Her Hands and Flowers
This isn't a good angle to take a photo, but you can see a muginadeshiko flower well. These are indigenous summer flowers. Tuyukusa used to grow all over our garden like weeds, but in Los Angles, I bought a pot in a large nursery.
The name of these sweets is hydrangea. It's pink, purple, and bit blue. The ware is oribe pottery with dark green glaze.
I love the way the teacher's hands move. It relaxes me while my spine straightens by itself. Their hands always look roundish and move in the most economical way. It's perhaps the most ordinary skill to achieve, but it takes so many years of practice.
In a separate tea room, the flowers were arranged in a basket and placed on a lacquered board for a contrast and formality.

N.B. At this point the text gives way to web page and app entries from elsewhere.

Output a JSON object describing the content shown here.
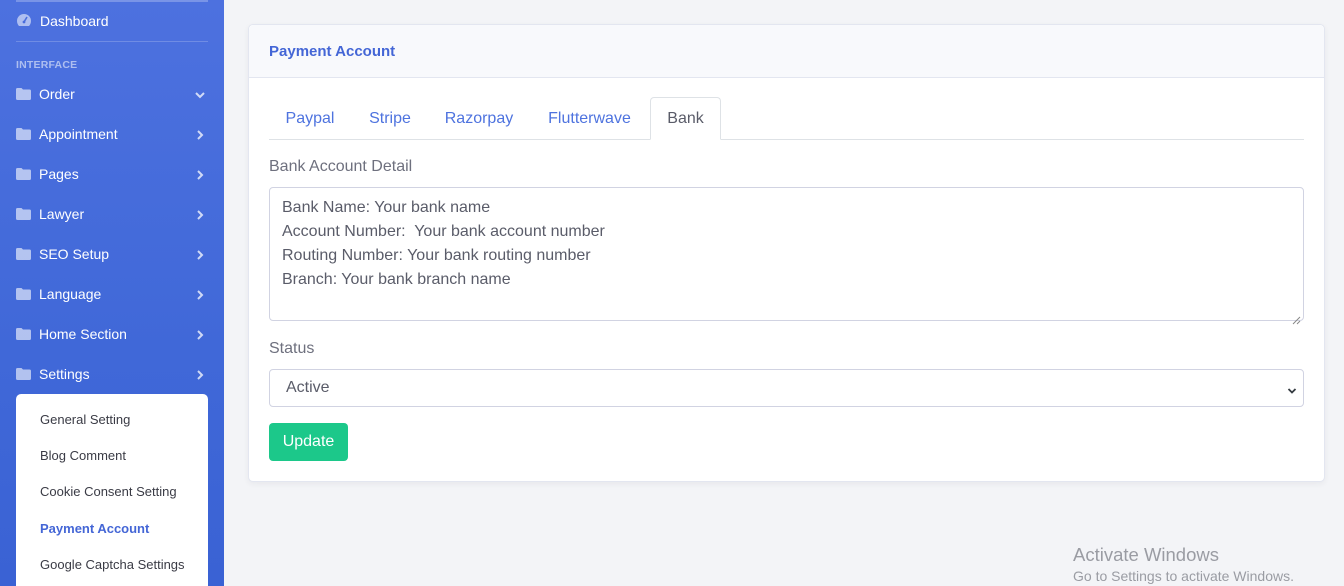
{
  "sidebar": {
    "dashboard_label": "Dashboard",
    "section_heading": "INTERFACE",
    "items": [
      {
        "label": "Order",
        "chevron": "chevron-down"
      },
      {
        "label": "Appointment",
        "chevron": "chevron-right"
      },
      {
        "label": "Pages",
        "chevron": "chevron-right"
      },
      {
        "label": "Lawyer",
        "chevron": "chevron-right"
      },
      {
        "label": "SEO Setup",
        "chevron": "chevron-right"
      },
      {
        "label": "Language",
        "chevron": "chevron-right"
      },
      {
        "label": "Home Section",
        "chevron": "chevron-right"
      },
      {
        "label": "Settings",
        "chevron": "chevron-right"
      }
    ],
    "settings_submenu": [
      {
        "label": "General Setting"
      },
      {
        "label": "Blog Comment"
      },
      {
        "label": "Cookie Consent Setting"
      },
      {
        "label": "Payment Account",
        "active": true
      },
      {
        "label": "Google Captcha Settings"
      }
    ],
    "bg_color": "#4e73df"
  },
  "card": {
    "title": "Payment Account",
    "tabs": [
      {
        "label": "Paypal"
      },
      {
        "label": "Stripe"
      },
      {
        "label": "Razorpay"
      },
      {
        "label": "Flutterwave"
      },
      {
        "label": "Bank",
        "active": true
      }
    ],
    "bank_detail_label": "Bank Account Detail",
    "bank_detail_lines": [
      "Bank Name: Your bank name",
      "Account Number:  Your bank account number",
      "Routing Number: Your bank routing number",
      "Branch: Your bank branch name"
    ],
    "status_label": "Status",
    "status_value": "Active",
    "update_button": "Update"
  },
  "watermark": {
    "line1": "Activate Windows",
    "line2": "Go to Settings to activate Windows."
  },
  "colors": {
    "accent": "#4e73df",
    "success": "#1cc88a"
  }
}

The flowers in the photos are all indigenous to Japan, but in the cities like Yokohama, it’s more difficult to find them nowadays. So ocha practitioners grow them in their gardens. I mentioned this before, but because we burn a fragrant wooden chip like agalwood in an ocha room just before guests arrive, we use only the ocha flowers which are selected for no fragrance.
I love gorgeous western bouquets of flowers in western settings, but in ocha rooms, simple and less are more effective.